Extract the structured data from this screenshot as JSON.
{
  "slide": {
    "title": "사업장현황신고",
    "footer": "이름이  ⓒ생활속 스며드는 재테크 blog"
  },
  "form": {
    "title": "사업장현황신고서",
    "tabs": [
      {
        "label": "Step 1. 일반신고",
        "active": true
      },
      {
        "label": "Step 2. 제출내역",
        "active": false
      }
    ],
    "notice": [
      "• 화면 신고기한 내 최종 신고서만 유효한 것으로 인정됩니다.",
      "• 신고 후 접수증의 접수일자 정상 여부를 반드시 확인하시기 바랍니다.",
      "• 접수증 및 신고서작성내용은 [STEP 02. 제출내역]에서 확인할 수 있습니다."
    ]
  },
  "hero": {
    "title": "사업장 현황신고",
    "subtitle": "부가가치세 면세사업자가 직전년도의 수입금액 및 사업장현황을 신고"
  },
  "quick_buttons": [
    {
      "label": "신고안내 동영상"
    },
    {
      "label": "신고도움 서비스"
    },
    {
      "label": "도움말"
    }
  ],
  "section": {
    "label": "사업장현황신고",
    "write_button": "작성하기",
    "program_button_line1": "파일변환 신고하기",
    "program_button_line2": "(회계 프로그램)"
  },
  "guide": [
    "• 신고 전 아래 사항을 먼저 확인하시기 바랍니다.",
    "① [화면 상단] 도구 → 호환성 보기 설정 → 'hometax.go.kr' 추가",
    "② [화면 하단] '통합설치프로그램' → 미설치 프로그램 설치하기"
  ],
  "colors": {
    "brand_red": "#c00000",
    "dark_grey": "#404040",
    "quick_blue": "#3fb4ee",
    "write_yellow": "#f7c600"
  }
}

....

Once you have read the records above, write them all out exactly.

- Exercise result -
Extract the structured data from this screenshot as JSON.
{
  "slide": {
    "title": "사업장현황신고",
    "footer": "이름이  ⓒ생활속 스며드는 재테크 blog"
  },
  "form": {
    "title": "사업장현황신고서",
    "tabs": [
      {
        "label": "Step 1. 일반신고",
        "active": true
      },
      {
        "label": "Step 2. 제출내역",
        "active": false
      }
    ],
    "notice": [
      "• 화면 신고기한 내 최종 신고서만 유효한 것으로 인정됩니다.",
      "• 신고 후 접수증의 접수일자 정상 여부를 반드시 확인하시기 바랍니다.",
      "• 접수증 및 신고서작성내용은 [STEP 02. 제출내역]에서 확인할 수 있습니다."
    ]
  },
  "hero": {
    "title": "사업장 현황신고",
    "subtitle": "부가가치세 면세사업자가 직전년도의 수입금액 및 사업장현황을 신고"
  },
  "quick_buttons": [
    {
      "label": "신고안내 동영상"
    },
    {
      "label": "신고도움 서비스"
    },
    {
      "label": "도움말"
    }
  ],
  "section": {
    "label": "사업장현황신고",
    "write_button": "작성하기",
    "program_button_line1": "파일변환 신고하기",
    "program_button_line2": "(회계 프로그램)"
  },
  "guide": [
    "• 신고 전 아래 사항을 먼저 확인하시기 바랍니다.",
    "① [화면 상단] 도구 → 호환성 보기 설정 → 'hometax.go.kr' 추가",
    "② [화면 하단] '통합설치프로그램' → 미설치 프로그램 설치하기"
  ],
  "colors": {
    "brand_red": "#c00000",
    "dark_grey": "#404040",
    "quick_blue": "#3fb4ee",
    "write_yellow": "#f7c600"
  }
}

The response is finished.